Work instructions:
A single figure is the whole answer: the number of lines in the records that contain "label".
***** Material for the task *****
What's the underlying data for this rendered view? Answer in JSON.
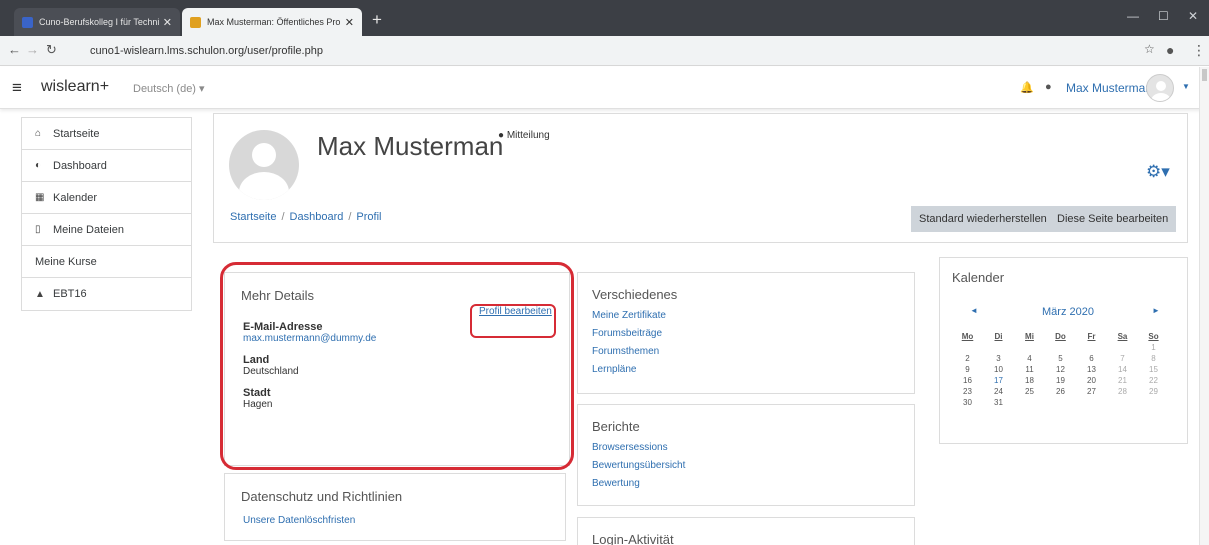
{
  "browser": {
    "tabs": [
      {
        "title": "Cuno-Berufskolleg I für Technik",
        "active": false,
        "favicon_color": "#3a64c8"
      },
      {
        "title": "Max Musterman: Öffentliches Pro",
        "active": true,
        "favicon_color": "#e0a020"
      }
    ],
    "url": "cuno1-wislearn.lms.schulon.org/user/profile.php"
  },
  "navbar": {
    "brand": "wislearn+",
    "language": "Deutsch (de)",
    "user_name": "Max Musterman"
  },
  "sidebar": {
    "items": [
      {
        "label": "Startseite",
        "icon": "home-icon",
        "glyph": "🏠"
      },
      {
        "label": "Dashboard",
        "icon": "dashboard-icon",
        "glyph": "⚙"
      },
      {
        "label": "Kalender",
        "icon": "calendar-icon",
        "glyph": "▦"
      },
      {
        "label": "Meine Dateien",
        "icon": "file-icon",
        "glyph": "🗋"
      },
      {
        "label": "Meine Kurse",
        "icon": "",
        "glyph": ""
      },
      {
        "label": "EBT16",
        "icon": "graduation-cap-icon",
        "glyph": "🎓"
      }
    ]
  },
  "profile": {
    "name": "Max Musterman",
    "message_link": "Mitteilung",
    "breadcrumb": [
      "Startseite",
      "Dashboard",
      "Profil"
    ],
    "reset_button": "Standard wiederherstellen",
    "edit_page_button": "Diese Seite bearbeiten"
  },
  "details": {
    "title": "Mehr Details",
    "edit_link": "Profil bearbeiten",
    "fields": [
      {
        "label": "E-Mail-Adresse",
        "value": "max.mustermann@dummy.de",
        "is_link": true
      },
      {
        "label": "Land",
        "value": "Deutschland",
        "is_link": false
      },
      {
        "label": "Stadt",
        "value": "Hagen",
        "is_link": false
      }
    ]
  },
  "privacy": {
    "title": "Datenschutz und Richtlinien",
    "links": [
      "Unsere Datenlöschfristen"
    ]
  },
  "misc": {
    "title": "Verschiedenes",
    "links": [
      "Meine Zertifikate",
      "Forumsbeiträge",
      "Forumsthemen",
      "Lernpläne"
    ]
  },
  "reports": {
    "title": "Berichte",
    "links": [
      "Browsersessions",
      "Bewertungsübersicht",
      "Bewertung"
    ]
  },
  "login": {
    "title": "Login-Aktivität"
  },
  "calendar": {
    "title": "Kalender",
    "month": "März 2020",
    "prev": "◄",
    "next": "►",
    "weekdays": [
      "Mo",
      "Di",
      "Mi",
      "Do",
      "Fr",
      "Sa",
      "So"
    ],
    "weeks": [
      [
        "",
        "",
        "",
        "",
        "",
        "",
        "1"
      ],
      [
        "2",
        "3",
        "4",
        "5",
        "6",
        "7",
        "8"
      ],
      [
        "9",
        "10",
        "11",
        "12",
        "13",
        "14",
        "15"
      ],
      [
        "16",
        "17",
        "18",
        "19",
        "20",
        "21",
        "22"
      ],
      [
        "23",
        "24",
        "25",
        "26",
        "27",
        "28",
        "29"
      ],
      [
        "30",
        "31",
        "",
        "",
        "",
        "",
        ""
      ]
    ],
    "highlight_day": "17"
  },
  "colors": {
    "link": "#2f6fb0",
    "annotation": "#d62b35",
    "button": "#ced4da"
  }
}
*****
Completed task:
9